Israel Study Abroad Trip Enlightens Students
"Safe. Amazing. Hummus."
These are the three words HIU student Luke Patrick used to summarize his two week study abroad trip in Israel at Nazareth Evangelical Theological Seminary (NETS). The first two words might make perfect sense, but, hummus? “Israel has a lot of things to offer,” Patrick said, “and the experiences were all great, including the food. We had the best hummus in Israel and every place made it fresh. It was delicious.”
Patrick, along with fellow students David Scotti and Brian Yoou, experienced a winter J-Term course called “Christianity and Islam” at NETS that all three students agree was incredible. “We had some classroom time with lectures and such but we also did a lot of traveling to historical sites and learning on the spot,” said Scotti.
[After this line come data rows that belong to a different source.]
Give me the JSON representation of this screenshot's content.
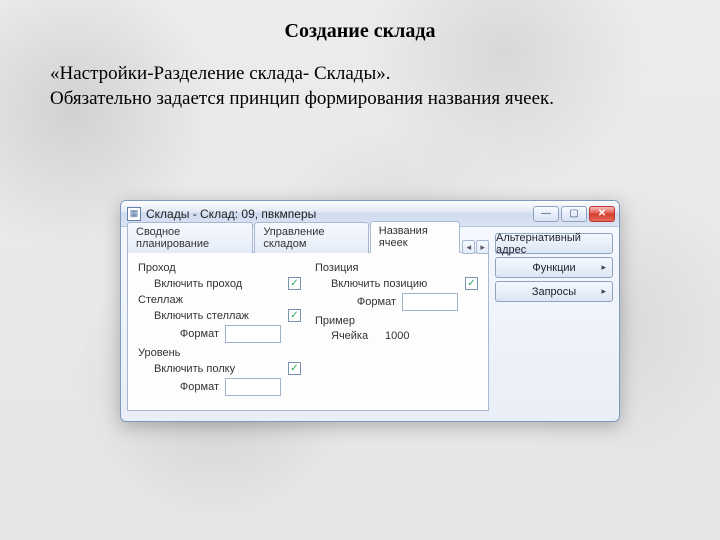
{
  "page": {
    "title": "Создание склада",
    "para_line1": "«Настройки-Разделение склада- Склады».",
    "para_line2": "Обязательно задается принцип формирования названия ячеек."
  },
  "window": {
    "title": "Склады - Склад: 09, пвкмперы",
    "tabs": {
      "t1": "Сводное планирование",
      "t2": "Управление складом",
      "t3": "Названия ячеек"
    },
    "form": {
      "left": {
        "aisle_label": "Проход",
        "include_aisle_label": "Включить проход",
        "include_aisle_checked": "✓",
        "rack_label": "Стеллаж",
        "include_rack_label": "Включить стеллаж",
        "include_rack_checked": "✓",
        "format_label": "Формат",
        "aisle_format": "",
        "rack_format": "",
        "level_label": "Уровень",
        "include_shelf_label": "Включить полку",
        "include_shelf_checked": "✓",
        "shelf_format": ""
      },
      "right": {
        "position_label": "Позиция",
        "include_position_label": "Включить позицию",
        "include_position_checked": "✓",
        "format_label": "Формат",
        "position_format": "",
        "example_label": "Пример",
        "cell_label": "Ячейка",
        "cell_value": "1000"
      }
    },
    "side": {
      "alt_address": "Альтернативный адрес",
      "functions": "Функции",
      "queries": "Запросы"
    }
  }
}
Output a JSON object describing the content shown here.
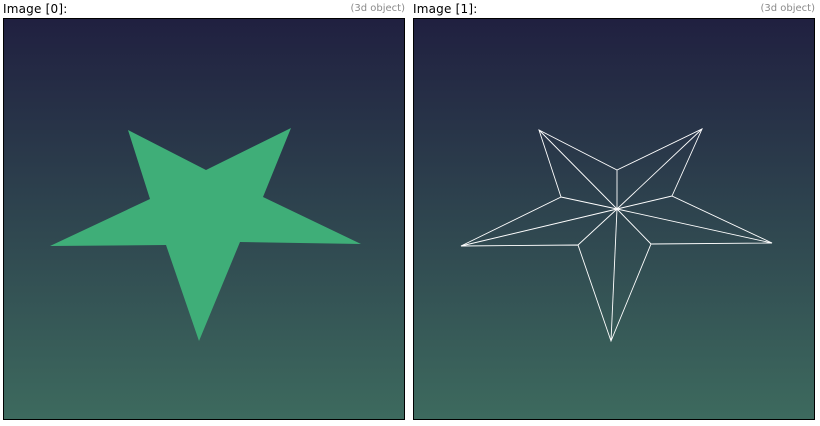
{
  "panels": [
    {
      "title": "Image [0]:",
      "tag": "(3d object)",
      "render_mode": "solid",
      "fill_color": "#3fae78"
    },
    {
      "title": "Image [1]:",
      "tag": "(3d object)",
      "render_mode": "wireframe",
      "line_color": "#ffffff"
    }
  ],
  "colors": {
    "viewport_top": "#202040",
    "viewport_bottom": "#3d6a5e",
    "border": "#000000"
  }
}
Yoou said one of the NETS professors took the students to places like the Sea of Galilee, the Dead Sea, Jericho, and Mount Tabor. “The land is so rich with ancient history and this was evident almost everywhere we went,” said Patrick.
Indeed, from their room in Nazareth they could walk for 20 minutes and be at the Mount of Precipice, which is mentioned in Luke 4. They visited places that are traditionally believed to be where Christ preached the Sermon on the Mount and where he fed the 4,000. One of the main regrets each student had was not being able to stay in Israel longer. “Someone could spend three weeks in Jerusalem alone and not see everything,” said Scotti.
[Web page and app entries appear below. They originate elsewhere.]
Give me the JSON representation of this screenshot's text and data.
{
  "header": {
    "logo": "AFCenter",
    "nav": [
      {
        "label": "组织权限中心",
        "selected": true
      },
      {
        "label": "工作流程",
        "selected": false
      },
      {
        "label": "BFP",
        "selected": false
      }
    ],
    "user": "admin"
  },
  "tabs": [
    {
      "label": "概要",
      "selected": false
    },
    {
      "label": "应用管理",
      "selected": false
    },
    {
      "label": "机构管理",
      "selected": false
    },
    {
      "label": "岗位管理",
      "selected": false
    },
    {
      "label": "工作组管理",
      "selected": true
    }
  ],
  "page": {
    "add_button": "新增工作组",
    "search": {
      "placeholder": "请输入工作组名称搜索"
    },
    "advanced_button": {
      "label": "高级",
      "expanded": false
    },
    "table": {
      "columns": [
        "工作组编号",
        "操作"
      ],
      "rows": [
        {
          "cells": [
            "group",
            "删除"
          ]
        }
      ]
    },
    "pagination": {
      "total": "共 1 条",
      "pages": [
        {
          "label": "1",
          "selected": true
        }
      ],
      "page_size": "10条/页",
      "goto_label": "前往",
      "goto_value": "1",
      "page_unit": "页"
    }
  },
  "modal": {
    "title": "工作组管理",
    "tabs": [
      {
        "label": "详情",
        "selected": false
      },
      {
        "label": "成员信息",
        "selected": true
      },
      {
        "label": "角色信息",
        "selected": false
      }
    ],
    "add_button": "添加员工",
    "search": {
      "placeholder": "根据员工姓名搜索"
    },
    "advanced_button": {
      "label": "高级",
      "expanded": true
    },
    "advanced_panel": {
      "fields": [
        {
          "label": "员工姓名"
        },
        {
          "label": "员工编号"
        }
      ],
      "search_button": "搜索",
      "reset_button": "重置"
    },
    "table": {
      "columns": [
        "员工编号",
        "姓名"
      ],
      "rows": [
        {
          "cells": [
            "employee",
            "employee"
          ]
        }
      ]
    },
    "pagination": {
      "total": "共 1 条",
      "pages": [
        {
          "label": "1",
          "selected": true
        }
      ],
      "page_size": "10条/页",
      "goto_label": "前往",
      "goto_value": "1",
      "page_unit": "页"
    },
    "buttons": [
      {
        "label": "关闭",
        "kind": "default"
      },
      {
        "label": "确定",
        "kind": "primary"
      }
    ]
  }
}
Dr. David Matson, Professor of Biblical Studies at HIU believes that being in the context of the homeland of Jesus makes the material in the Bible more accessible. “To be on the Sea of Galilee and to look at the shore and try to visualize seeing Jesus walking on the shore, just does something, I think, to your faith,” Matson said. “It makes it more real.” He explained that when we read the Bible, we try to imagine the locations mentioned in Scripture. For these three HIU students, Matson explained, “those pictures have been replaced by reality.”
Experiences like these are part of the reason why Matson would like to see students at NETS each semester. He believes this is a once in a lifetime opportunity for many students and that they should take advantage of it. “I wish this program was in place when I was a student,” he added.
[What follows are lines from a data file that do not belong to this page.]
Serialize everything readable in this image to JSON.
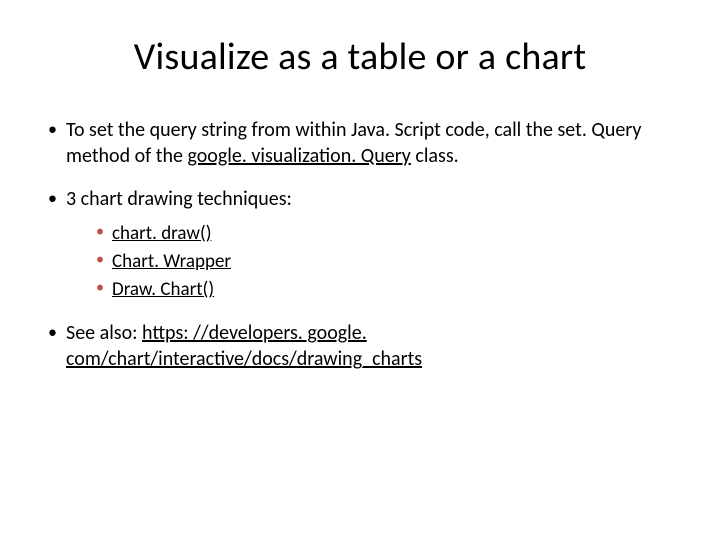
{
  "title": "Visualize as a table or a chart",
  "b1_pre": "To set the query string from within Java. Script code, call the set. Query method of the ",
  "b1_link": "google. visualization. Query",
  "b1_post": " class.",
  "b2": "3 chart drawing techniques:",
  "s1": "chart. draw()",
  "s2": "Chart. Wrapper",
  "s3": "Draw. Chart()",
  "b3_pre": "See also: ",
  "b3_link": "https: //developers. google. com/chart/interactive/docs/drawing_charts"
}
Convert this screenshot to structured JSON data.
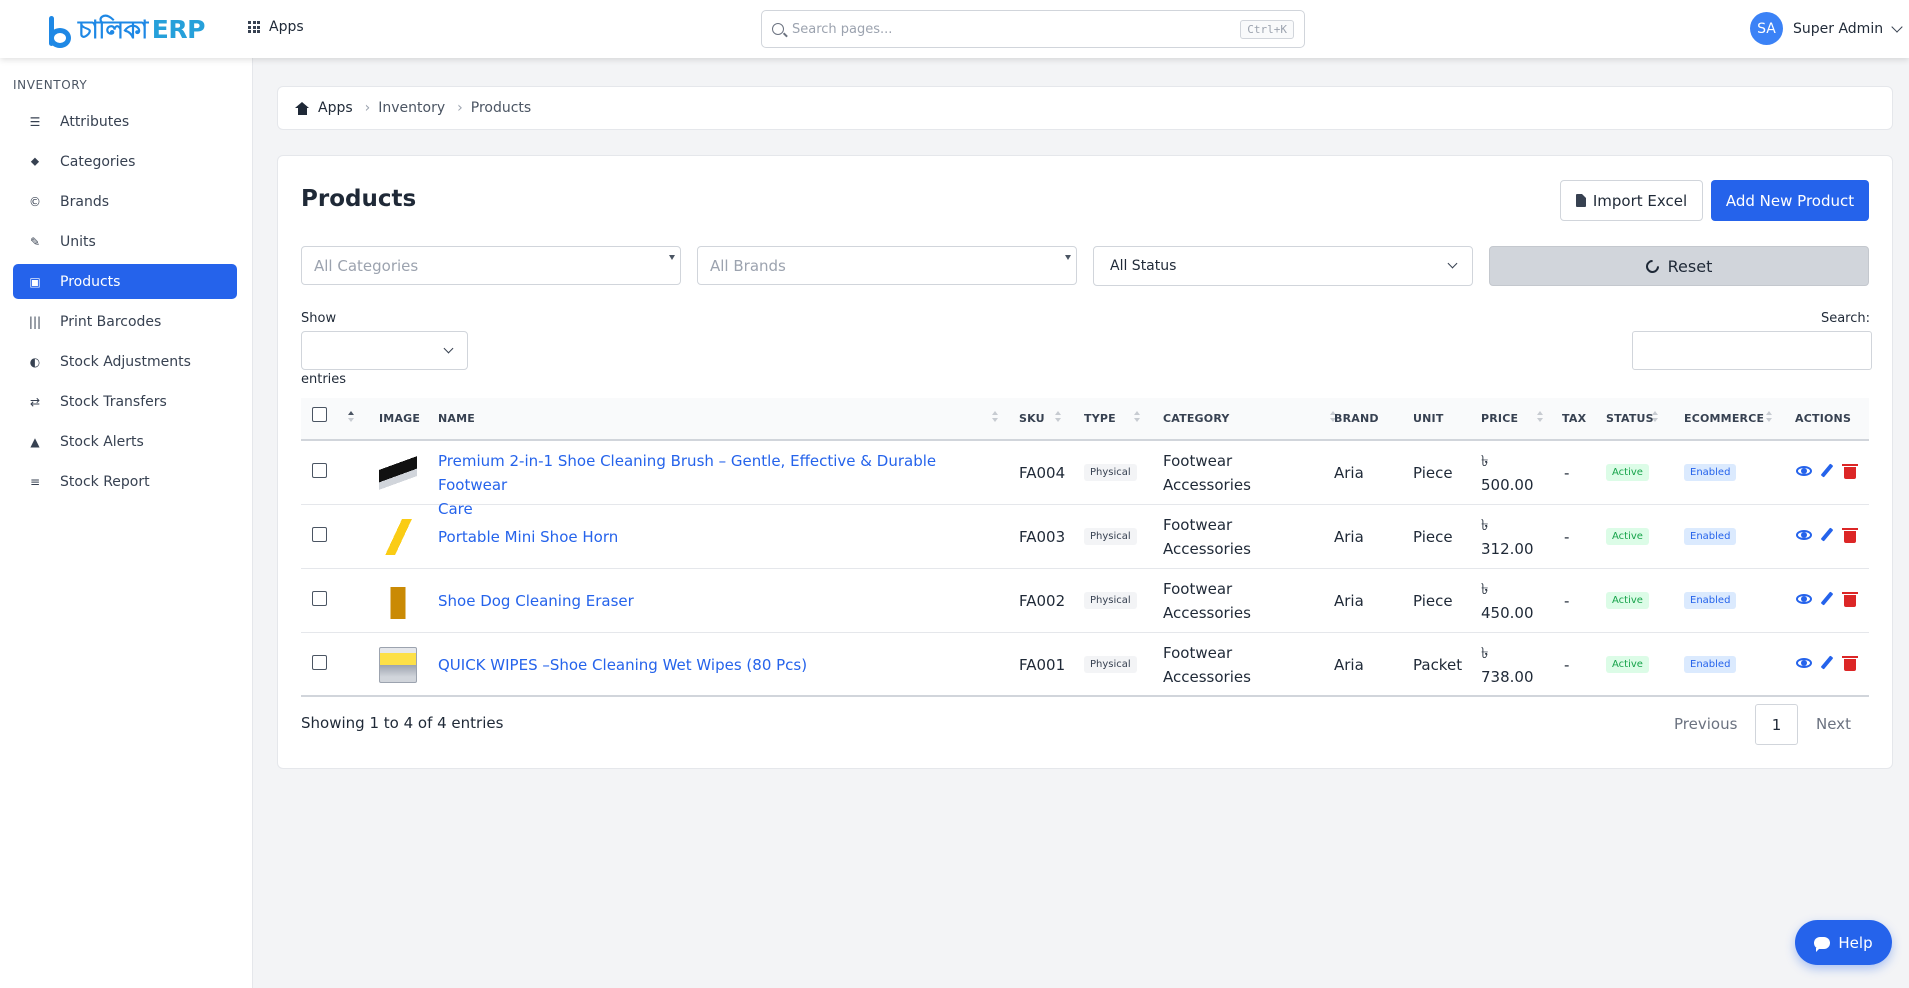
{
  "app": {
    "logo_text": "চালিকা",
    "logo_suffix": "ERP"
  },
  "topbar": {
    "apps_label": "Apps",
    "search_placeholder": "Search pages...",
    "search_shortcut": "Ctrl+K",
    "user_initials": "SA",
    "user_name": "Super Admin"
  },
  "sidebar": {
    "heading": "INVENTORY",
    "items": [
      {
        "label": "Attributes",
        "icon": "sliders-icon",
        "glyph": "☰"
      },
      {
        "label": "Categories",
        "icon": "tags-icon",
        "glyph": "⬥"
      },
      {
        "label": "Brands",
        "icon": "copyright-icon",
        "glyph": "©"
      },
      {
        "label": "Units",
        "icon": "ruler-icon",
        "glyph": "✎"
      },
      {
        "label": "Products",
        "icon": "box-icon",
        "glyph": "▣",
        "active": true
      },
      {
        "label": "Print Barcodes",
        "icon": "barcode-icon",
        "glyph": "|||"
      },
      {
        "label": "Stock Adjustments",
        "icon": "half-circle-icon",
        "glyph": "◐"
      },
      {
        "label": "Stock Transfers",
        "icon": "exchange-icon",
        "glyph": "⇄"
      },
      {
        "label": "Stock Alerts",
        "icon": "warning-icon",
        "glyph": "▲"
      },
      {
        "label": "Stock Report",
        "icon": "chart-icon",
        "glyph": "≡"
      }
    ]
  },
  "breadcrumb": {
    "items": [
      "Apps",
      "Inventory",
      "Products"
    ]
  },
  "page": {
    "title": "Products",
    "import_label": "Import Excel",
    "add_label": "Add New Product",
    "filters": {
      "categories_placeholder": "All Categories",
      "brands_placeholder": "All Brands",
      "status_value": "All Status",
      "reset_label": "Reset"
    },
    "show_label": "Show",
    "entries_label": "entries",
    "search_label": "Search:"
  },
  "table": {
    "columns": [
      "IMAGE",
      "NAME",
      "SKU",
      "TYPE",
      "CATEGORY",
      "BRAND",
      "UNIT",
      "PRICE",
      "TAX",
      "STATUS",
      "ECOMMERCE",
      "ACTIONS"
    ],
    "rows": [
      {
        "name_line1": "Premium 2-in-1 Shoe Cleaning Brush – Gentle, Effective & Durable Footwear",
        "name_line2": "Care",
        "sku": "FA004",
        "type": "Physical",
        "category_line1": "Footwear",
        "category_line2": "Accessories",
        "brand": "Aria",
        "unit": "Piece",
        "currency": "৳",
        "price": "500.00",
        "tax": "-",
        "status": "Active",
        "ecommerce": "Enabled",
        "thumb": "brush"
      },
      {
        "name_line1": "Portable Mini Shoe Horn",
        "name_line2": "",
        "sku": "FA003",
        "type": "Physical",
        "category_line1": "Footwear",
        "category_line2": "Accessories",
        "brand": "Aria",
        "unit": "Piece",
        "currency": "৳",
        "price": "312.00",
        "tax": "-",
        "status": "Active",
        "ecommerce": "Enabled",
        "thumb": "horn"
      },
      {
        "name_line1": "Shoe Dog Cleaning Eraser",
        "name_line2": "",
        "sku": "FA002",
        "type": "Physical",
        "category_line1": "Footwear",
        "category_line2": "Accessories",
        "brand": "Aria",
        "unit": "Piece",
        "currency": "৳",
        "price": "450.00",
        "tax": "-",
        "status": "Active",
        "ecommerce": "Enabled",
        "thumb": "eraser"
      },
      {
        "name_line1": "QUICK WIPES –Shoe Cleaning Wet Wipes (80 Pcs)",
        "name_line2": "",
        "sku": "FA001",
        "type": "Physical",
        "category_line1": "Footwear",
        "category_line2": "Accessories",
        "brand": "Aria",
        "unit": "Packet",
        "currency": "৳",
        "price": "738.00",
        "tax": "-",
        "status": "Active",
        "ecommerce": "Enabled",
        "thumb": "wipes"
      }
    ]
  },
  "pagination": {
    "info": "Showing 1 to 4 of 4 entries",
    "previous": "Previous",
    "current": "1",
    "next": "Next"
  },
  "help": {
    "label": "Help"
  }
}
The requirements for students to study at NETS during J-Term include being close to a junior class standing or above and having approximately a 3.0 GPA. A semester long program is also available for Biblical Studies and preaching majors.
“I would absolutely recommend this trip to other students,” Scotti said. “Not only is Israel a fun place to go visit, but my experience at NETS was very positive and I felt as though I had become a part of their family. The faculty and staff really went out of their way to accommodate us, and they would do the same for other HIU students traveling there.”